The choice. Barabbas – the way of violence and domination through fear. Jesus – the way of love where power comes through weakness.
The crowd chooses Barabbas. Even though this Jesus guy caught their attention and allegiance right up until this defining moment, when it came right down to it, the crowd chose the way of violence. They wanted their land back, and they were willing to align themselves with those who would kill for it.
In order to justify that, they had to get rid of the one who reminded them of who God was and what God would have had them do. They shouted, “Crucify him.”
When we choose that way of the crowd, we are lost. We are lost in violence. We are lost in dehumanization. We are alienated from God and ourselves. We are lost when we choose worldly, sword-bearing, gun-toting leaders over the One Who Saves in a totally different way.
But lucky for us, we can still choose. Unlike that first-century crowd, we can still choose Jesus.
We can be saved from violence and despair and death. We can be saved for holiness and a life lived in God’s presence now. The earliest theologians, Athanasius and the Cappadocians, thought of salvation as a process of becoming perfected in God’s love. In this life, we can be saved from being like that crowd. We can be saved from the human tendency toward violence and sin against other human beings, and we can be recreated to be like Christ. We can be self-giving, always compassionate, conduits of peace and justice. We can choose the way of the cross. Daily.
We can do this without fear. Because our faith is not just about crucifixion. It is about crucifixion AND resurrection.
Friends, what looks more like Jesus…the story of Malala or the story of violent insurrectionists? Where do you see Christ at work more…in the story of a young girl standing up for other young girls seeking education to better themselves… or in the machine guns of the extremists who would use violence to force everyone to believe how they do?

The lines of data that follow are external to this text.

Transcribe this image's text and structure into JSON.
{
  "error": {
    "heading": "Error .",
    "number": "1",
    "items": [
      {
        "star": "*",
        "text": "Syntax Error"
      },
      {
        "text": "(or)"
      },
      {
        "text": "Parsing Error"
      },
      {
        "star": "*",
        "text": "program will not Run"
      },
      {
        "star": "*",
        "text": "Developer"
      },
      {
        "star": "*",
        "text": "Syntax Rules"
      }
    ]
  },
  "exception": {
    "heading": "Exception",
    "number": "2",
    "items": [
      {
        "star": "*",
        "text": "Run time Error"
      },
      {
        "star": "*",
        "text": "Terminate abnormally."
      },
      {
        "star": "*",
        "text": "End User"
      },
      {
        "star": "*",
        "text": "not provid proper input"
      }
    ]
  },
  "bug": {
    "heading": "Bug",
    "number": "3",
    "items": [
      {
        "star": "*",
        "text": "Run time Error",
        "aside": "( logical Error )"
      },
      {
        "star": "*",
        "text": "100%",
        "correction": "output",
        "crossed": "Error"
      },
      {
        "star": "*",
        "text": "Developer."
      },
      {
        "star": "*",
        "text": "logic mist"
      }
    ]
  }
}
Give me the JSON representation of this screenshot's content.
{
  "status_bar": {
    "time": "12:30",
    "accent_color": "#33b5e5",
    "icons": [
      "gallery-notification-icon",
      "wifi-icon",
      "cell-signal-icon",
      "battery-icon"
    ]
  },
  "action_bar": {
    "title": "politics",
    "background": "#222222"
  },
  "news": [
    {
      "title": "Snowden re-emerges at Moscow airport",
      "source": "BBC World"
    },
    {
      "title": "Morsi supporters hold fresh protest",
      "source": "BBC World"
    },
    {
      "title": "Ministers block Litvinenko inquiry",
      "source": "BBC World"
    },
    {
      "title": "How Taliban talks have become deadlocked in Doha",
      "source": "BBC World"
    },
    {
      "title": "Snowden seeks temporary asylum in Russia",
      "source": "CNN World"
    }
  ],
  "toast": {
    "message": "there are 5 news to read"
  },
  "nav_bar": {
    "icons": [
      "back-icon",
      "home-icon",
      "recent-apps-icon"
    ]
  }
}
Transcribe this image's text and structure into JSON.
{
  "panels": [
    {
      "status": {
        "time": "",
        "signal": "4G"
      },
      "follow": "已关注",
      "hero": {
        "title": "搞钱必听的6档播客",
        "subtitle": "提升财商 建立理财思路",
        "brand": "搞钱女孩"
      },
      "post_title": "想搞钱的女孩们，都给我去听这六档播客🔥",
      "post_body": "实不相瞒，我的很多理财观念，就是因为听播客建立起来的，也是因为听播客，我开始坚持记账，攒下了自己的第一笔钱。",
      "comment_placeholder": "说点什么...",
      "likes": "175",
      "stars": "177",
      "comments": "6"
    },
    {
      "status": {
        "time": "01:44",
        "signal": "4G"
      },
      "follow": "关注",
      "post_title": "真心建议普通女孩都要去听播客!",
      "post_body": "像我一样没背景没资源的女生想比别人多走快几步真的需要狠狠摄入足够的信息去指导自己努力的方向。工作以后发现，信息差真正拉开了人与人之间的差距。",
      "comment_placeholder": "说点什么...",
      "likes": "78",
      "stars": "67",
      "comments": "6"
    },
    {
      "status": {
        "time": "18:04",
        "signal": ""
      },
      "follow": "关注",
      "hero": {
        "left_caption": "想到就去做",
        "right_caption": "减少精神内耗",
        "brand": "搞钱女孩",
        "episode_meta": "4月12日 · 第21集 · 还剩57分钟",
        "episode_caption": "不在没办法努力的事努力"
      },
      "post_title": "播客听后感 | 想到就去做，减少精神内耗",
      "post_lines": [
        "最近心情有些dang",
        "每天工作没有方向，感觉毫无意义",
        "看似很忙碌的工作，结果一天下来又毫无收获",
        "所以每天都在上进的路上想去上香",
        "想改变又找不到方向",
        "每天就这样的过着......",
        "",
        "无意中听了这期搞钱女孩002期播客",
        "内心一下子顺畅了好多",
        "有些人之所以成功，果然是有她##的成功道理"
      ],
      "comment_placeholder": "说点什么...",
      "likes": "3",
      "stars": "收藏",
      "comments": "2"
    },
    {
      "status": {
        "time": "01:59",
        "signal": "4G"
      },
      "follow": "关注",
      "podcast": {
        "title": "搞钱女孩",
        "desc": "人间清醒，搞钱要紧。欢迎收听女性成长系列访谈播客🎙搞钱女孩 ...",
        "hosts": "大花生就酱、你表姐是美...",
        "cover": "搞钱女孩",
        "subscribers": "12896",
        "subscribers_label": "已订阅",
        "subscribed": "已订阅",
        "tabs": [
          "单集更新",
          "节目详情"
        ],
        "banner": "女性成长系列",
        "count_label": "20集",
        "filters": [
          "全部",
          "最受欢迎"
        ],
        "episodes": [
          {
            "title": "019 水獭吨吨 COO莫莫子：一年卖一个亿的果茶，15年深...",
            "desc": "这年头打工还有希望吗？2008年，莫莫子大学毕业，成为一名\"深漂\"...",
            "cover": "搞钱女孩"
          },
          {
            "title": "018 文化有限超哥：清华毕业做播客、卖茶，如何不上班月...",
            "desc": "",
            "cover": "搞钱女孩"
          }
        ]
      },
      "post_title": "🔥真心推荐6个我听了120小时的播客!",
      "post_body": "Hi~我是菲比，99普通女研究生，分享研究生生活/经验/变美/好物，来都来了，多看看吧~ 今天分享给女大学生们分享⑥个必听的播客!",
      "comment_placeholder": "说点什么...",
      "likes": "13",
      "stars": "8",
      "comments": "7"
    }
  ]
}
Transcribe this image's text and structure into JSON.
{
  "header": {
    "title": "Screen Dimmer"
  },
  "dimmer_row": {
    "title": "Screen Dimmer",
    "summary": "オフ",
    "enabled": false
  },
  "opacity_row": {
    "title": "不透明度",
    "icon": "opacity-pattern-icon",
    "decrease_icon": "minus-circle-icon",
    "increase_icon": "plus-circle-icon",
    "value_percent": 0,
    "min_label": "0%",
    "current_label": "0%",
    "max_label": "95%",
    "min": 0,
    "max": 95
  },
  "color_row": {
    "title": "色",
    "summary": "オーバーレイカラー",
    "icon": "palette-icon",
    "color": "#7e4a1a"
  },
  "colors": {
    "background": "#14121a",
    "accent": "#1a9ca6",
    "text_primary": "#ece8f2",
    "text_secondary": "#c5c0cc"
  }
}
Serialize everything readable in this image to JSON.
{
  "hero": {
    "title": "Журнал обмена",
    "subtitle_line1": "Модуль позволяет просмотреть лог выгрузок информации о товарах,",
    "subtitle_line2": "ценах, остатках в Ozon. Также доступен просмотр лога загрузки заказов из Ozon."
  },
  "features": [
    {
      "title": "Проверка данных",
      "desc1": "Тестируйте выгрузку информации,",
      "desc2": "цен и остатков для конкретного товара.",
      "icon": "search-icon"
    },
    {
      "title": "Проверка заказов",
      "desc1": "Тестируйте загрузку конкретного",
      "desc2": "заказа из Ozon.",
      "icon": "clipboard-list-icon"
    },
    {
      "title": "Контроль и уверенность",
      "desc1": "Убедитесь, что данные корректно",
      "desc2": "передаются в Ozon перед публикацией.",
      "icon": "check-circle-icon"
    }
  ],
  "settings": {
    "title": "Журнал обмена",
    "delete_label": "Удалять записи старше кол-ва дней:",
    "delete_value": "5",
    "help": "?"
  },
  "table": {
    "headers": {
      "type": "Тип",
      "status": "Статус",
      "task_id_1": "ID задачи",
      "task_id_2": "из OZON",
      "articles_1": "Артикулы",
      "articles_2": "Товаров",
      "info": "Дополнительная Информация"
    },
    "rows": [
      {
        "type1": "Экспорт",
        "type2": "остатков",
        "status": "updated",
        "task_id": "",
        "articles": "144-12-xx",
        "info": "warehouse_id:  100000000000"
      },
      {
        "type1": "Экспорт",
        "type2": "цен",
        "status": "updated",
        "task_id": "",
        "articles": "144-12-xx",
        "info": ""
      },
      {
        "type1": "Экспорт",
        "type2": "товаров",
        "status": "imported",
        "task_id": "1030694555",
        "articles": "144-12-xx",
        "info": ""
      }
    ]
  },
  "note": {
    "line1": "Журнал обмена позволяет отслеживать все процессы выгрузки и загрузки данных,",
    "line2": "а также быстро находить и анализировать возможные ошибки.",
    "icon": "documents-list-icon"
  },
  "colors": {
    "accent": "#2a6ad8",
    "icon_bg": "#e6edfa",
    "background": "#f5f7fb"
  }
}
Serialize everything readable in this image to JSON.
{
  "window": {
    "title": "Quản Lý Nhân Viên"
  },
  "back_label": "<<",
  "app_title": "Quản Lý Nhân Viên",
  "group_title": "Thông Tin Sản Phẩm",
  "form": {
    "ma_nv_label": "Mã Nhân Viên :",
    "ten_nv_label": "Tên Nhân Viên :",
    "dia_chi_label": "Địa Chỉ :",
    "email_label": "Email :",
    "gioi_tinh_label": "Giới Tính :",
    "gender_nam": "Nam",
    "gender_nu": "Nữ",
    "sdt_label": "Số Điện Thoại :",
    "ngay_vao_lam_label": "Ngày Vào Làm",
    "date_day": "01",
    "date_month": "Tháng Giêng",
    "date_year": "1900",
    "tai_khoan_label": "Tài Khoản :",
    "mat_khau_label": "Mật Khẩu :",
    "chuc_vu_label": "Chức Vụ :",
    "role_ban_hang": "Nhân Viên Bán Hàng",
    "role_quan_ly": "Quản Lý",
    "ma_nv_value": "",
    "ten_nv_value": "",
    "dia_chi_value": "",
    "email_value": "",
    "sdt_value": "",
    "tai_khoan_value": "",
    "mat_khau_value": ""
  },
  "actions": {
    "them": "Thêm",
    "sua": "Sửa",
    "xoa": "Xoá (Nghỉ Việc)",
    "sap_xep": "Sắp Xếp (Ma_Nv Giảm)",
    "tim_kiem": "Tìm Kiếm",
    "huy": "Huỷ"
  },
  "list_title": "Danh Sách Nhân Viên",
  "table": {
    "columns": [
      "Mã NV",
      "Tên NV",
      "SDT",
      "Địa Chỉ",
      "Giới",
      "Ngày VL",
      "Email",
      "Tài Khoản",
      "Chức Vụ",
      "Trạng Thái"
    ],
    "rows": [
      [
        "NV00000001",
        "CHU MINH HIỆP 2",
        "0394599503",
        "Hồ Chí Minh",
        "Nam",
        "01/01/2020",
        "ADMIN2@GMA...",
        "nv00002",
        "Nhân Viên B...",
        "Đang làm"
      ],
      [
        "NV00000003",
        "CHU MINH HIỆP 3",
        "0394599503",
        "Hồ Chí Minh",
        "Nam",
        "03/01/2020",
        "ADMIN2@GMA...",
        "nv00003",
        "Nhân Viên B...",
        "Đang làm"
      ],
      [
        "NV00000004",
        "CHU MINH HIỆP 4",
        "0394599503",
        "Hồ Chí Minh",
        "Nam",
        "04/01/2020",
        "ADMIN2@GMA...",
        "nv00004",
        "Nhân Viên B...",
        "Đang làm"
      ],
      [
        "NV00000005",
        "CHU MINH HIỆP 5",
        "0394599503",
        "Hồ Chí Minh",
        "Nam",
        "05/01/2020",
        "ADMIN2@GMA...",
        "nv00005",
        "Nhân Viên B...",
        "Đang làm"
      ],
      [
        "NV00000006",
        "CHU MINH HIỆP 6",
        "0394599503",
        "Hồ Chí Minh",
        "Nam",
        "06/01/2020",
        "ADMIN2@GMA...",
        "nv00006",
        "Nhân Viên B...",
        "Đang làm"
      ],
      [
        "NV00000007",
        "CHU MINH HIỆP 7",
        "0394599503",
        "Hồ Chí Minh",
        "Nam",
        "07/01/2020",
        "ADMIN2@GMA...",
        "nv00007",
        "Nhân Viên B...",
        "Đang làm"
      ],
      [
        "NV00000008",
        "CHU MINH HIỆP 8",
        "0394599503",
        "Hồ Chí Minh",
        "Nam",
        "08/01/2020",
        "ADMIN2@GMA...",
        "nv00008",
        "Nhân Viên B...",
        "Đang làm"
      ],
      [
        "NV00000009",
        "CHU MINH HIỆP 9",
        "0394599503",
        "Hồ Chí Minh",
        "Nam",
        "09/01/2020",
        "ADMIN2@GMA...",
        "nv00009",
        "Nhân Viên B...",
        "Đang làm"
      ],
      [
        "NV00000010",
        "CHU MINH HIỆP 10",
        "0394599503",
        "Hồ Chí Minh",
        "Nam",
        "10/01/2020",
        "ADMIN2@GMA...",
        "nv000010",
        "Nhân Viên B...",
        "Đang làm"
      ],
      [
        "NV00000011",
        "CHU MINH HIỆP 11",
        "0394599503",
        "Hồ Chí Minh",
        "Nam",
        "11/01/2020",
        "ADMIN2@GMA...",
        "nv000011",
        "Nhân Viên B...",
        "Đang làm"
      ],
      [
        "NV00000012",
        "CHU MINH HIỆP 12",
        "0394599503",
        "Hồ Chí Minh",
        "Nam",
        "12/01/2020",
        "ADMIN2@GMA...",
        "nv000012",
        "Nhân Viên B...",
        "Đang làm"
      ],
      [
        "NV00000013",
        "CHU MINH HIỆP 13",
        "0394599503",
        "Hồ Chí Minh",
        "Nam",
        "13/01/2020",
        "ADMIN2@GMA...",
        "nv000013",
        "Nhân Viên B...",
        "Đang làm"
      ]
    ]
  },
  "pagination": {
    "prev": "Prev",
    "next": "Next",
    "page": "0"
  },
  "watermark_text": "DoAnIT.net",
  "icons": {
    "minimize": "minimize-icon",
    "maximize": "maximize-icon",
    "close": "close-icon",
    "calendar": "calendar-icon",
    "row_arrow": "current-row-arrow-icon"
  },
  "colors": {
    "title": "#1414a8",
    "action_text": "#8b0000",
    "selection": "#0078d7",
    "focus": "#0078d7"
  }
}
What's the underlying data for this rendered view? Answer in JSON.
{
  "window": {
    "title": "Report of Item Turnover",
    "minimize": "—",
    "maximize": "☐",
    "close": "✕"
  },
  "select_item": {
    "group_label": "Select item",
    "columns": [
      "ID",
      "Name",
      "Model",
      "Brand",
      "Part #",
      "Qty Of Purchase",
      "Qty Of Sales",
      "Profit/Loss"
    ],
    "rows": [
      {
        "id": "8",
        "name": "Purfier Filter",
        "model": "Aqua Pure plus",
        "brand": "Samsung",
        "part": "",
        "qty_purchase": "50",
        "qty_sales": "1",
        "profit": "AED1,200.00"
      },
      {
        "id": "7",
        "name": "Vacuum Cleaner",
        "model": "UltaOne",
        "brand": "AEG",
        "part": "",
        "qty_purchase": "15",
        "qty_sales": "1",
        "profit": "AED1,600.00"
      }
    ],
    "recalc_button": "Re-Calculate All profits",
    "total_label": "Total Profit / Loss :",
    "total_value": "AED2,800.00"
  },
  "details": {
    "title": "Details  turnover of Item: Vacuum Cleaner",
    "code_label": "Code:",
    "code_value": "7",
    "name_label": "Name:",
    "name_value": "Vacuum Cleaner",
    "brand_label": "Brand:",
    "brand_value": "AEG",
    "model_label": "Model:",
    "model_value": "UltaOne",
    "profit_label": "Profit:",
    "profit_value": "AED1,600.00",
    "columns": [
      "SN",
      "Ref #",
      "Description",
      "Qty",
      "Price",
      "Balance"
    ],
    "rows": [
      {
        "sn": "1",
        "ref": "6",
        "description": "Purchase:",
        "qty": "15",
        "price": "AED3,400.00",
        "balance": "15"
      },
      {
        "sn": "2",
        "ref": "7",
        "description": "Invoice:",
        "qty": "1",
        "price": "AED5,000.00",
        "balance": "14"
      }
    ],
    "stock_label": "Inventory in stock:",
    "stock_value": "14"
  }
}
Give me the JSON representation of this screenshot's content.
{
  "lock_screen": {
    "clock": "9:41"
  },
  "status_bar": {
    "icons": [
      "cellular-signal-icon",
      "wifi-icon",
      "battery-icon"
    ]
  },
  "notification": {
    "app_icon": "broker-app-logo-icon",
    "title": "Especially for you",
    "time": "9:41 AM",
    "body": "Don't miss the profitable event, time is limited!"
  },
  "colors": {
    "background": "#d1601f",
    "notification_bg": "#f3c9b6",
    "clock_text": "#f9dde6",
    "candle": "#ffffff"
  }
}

When Jesus died on the cross, he wasn’t just another violent insurrectionist stamped out by the Roman Empire and forgotten the next day. Jesus lived, and he lives now…in us and through us and beyond us, the God who stands in solidarity with the oppressed and who uses the power of nonviolence to transform the world.
That’s what the cross means to me.
Thanks be to God.